## What you are asked to do
Search the records for the string "value" and copy every line in which it appears.

## Task input

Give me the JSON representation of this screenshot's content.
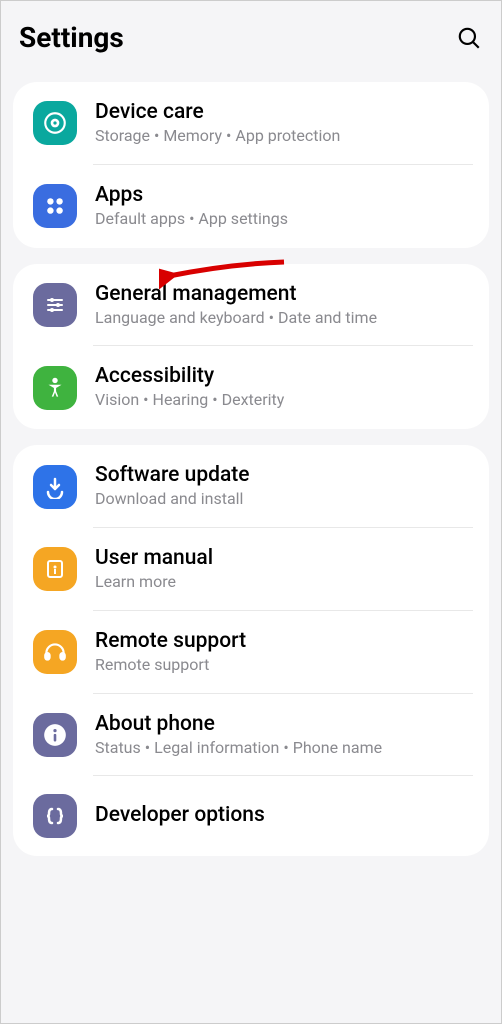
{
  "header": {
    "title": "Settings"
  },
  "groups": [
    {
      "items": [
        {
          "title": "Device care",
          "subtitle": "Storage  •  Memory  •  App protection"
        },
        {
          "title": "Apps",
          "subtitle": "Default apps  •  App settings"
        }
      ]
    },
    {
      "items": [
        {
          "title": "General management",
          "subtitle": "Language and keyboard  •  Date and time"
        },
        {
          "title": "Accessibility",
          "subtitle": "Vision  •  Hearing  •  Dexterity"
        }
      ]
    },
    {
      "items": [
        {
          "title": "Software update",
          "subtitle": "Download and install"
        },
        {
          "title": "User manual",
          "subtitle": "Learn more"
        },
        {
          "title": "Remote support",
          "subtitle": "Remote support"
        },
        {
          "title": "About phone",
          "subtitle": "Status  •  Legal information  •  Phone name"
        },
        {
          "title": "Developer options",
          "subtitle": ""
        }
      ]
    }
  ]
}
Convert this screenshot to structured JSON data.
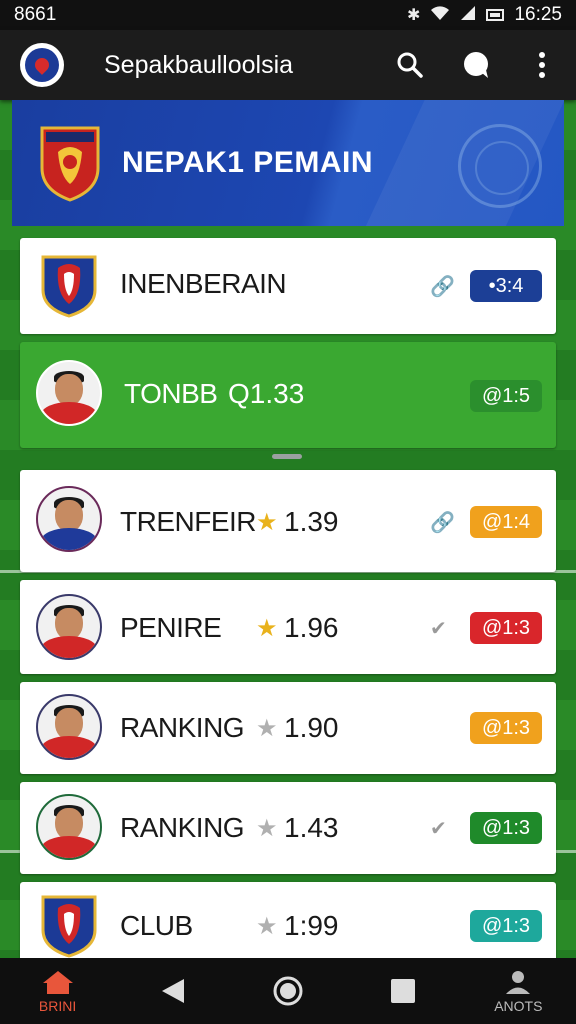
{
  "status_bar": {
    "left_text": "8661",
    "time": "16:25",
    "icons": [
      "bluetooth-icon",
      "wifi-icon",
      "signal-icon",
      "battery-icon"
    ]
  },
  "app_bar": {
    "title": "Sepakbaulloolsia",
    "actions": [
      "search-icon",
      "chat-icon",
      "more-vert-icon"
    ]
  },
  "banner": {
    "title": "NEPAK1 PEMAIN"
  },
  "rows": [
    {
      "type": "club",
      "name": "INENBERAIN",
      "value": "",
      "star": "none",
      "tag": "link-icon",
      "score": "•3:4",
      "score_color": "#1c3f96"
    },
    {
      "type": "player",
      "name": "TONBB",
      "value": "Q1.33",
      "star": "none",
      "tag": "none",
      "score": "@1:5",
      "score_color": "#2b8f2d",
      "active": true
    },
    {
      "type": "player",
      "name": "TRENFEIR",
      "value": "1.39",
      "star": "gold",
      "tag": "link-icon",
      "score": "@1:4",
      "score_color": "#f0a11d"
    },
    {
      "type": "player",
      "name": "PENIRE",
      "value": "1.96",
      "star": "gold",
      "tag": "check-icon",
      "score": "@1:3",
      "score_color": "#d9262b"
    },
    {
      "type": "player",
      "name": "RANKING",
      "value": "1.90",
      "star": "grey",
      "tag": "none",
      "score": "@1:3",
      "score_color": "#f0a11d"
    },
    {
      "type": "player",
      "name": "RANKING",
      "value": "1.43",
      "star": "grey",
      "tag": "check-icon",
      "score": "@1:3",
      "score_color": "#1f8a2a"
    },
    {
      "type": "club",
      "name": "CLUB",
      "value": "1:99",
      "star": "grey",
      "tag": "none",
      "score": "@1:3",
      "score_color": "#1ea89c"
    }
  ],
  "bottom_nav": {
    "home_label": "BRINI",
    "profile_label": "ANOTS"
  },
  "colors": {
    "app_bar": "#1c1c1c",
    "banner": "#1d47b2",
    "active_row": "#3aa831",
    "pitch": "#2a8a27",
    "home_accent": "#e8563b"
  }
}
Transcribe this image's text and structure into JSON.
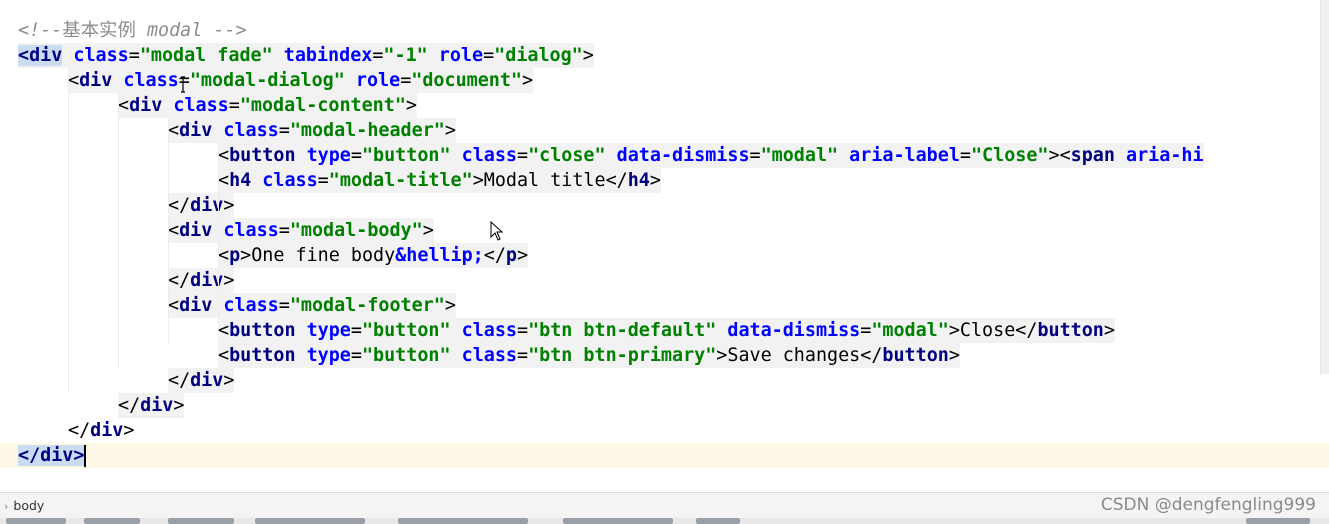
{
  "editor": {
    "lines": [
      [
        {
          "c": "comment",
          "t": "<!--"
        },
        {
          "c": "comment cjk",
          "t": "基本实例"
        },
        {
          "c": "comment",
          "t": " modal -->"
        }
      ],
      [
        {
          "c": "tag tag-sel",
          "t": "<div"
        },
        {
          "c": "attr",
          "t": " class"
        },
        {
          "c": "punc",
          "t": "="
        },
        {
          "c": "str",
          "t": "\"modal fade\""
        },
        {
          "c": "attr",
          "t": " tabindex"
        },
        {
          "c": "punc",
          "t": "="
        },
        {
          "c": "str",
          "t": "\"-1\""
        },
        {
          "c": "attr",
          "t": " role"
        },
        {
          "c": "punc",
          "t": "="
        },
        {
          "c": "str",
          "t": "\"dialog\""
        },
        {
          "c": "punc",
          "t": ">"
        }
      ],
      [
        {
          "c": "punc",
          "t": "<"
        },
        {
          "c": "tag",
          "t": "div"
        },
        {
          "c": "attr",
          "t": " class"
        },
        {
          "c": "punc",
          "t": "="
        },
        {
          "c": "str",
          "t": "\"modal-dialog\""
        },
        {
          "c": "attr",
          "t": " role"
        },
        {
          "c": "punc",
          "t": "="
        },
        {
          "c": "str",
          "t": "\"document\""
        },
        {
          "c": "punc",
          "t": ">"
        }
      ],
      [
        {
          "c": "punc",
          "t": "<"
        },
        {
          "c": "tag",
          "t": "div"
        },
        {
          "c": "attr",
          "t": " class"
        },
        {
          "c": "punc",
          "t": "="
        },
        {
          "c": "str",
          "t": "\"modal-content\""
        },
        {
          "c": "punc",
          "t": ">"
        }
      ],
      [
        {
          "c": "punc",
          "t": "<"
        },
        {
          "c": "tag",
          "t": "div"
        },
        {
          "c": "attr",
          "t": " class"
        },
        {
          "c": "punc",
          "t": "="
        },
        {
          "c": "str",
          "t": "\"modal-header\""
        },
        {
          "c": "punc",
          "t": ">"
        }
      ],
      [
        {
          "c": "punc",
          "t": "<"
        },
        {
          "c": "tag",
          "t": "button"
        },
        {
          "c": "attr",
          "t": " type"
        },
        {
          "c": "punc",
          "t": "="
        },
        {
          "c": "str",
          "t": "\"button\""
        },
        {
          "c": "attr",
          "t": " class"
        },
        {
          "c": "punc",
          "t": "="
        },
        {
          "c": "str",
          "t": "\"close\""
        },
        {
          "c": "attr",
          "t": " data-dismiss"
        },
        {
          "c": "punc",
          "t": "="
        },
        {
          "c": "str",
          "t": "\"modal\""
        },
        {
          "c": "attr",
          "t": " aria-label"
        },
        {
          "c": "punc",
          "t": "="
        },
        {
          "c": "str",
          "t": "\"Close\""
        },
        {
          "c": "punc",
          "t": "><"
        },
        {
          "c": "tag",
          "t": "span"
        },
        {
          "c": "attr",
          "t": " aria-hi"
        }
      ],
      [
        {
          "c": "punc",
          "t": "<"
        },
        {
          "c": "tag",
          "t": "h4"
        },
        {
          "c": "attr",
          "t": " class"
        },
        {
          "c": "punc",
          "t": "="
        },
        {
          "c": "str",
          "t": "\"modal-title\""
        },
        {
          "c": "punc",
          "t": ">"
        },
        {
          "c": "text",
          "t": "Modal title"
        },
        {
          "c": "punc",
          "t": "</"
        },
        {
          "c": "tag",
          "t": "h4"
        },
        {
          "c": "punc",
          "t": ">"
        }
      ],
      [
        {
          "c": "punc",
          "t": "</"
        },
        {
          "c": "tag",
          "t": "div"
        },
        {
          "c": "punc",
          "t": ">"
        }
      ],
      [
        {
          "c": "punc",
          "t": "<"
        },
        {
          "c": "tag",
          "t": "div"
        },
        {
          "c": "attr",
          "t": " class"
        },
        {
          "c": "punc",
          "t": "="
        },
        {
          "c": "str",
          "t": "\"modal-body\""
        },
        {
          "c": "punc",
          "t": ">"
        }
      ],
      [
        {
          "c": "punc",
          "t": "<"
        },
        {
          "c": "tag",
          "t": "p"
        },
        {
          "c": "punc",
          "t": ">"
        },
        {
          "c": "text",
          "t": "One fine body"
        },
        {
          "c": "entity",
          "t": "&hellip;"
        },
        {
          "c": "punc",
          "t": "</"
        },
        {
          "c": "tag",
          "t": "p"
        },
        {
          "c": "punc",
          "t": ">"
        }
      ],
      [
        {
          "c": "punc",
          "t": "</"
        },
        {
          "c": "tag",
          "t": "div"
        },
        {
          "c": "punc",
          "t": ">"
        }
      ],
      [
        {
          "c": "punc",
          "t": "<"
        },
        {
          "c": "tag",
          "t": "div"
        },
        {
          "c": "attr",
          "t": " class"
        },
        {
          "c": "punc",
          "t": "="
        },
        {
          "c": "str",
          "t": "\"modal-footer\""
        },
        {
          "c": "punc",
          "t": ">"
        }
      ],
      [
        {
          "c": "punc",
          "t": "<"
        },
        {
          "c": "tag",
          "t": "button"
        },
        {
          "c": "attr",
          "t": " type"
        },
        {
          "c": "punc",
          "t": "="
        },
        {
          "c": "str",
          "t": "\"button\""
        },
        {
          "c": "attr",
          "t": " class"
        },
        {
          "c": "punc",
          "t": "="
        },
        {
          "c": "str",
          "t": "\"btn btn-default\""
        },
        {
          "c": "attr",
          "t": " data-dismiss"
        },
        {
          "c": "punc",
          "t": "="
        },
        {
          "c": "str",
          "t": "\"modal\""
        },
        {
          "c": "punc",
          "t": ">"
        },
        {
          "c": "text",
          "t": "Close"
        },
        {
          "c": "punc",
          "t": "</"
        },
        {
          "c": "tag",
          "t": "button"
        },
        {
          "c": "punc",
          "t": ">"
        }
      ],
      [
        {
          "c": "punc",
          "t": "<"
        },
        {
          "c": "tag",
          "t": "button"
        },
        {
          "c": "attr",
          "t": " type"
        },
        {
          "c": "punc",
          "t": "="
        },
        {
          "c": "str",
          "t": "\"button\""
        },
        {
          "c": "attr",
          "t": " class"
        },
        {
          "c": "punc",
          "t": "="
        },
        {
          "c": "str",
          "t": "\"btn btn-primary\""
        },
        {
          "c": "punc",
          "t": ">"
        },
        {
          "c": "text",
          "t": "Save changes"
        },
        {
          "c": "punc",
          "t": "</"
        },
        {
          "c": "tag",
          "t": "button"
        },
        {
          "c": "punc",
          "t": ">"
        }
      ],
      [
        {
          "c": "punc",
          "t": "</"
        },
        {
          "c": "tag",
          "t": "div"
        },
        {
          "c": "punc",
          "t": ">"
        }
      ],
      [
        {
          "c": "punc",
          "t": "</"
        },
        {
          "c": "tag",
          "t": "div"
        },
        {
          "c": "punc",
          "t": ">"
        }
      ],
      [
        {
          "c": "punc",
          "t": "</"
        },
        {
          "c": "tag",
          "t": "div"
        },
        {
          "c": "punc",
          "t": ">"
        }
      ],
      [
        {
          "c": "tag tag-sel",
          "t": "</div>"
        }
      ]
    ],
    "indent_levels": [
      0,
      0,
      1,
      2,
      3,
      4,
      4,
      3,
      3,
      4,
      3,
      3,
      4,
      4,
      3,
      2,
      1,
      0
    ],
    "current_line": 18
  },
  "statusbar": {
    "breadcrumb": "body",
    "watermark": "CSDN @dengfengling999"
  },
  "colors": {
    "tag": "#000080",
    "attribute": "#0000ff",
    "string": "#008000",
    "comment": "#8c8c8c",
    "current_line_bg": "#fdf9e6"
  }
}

## Output of the task
      "value": "",
      "value": "Q1.33",
      "value": "1.39",
      "value": "1.96",
      "value": "1.90",
      "value": "1.43",
      "value": "1:99",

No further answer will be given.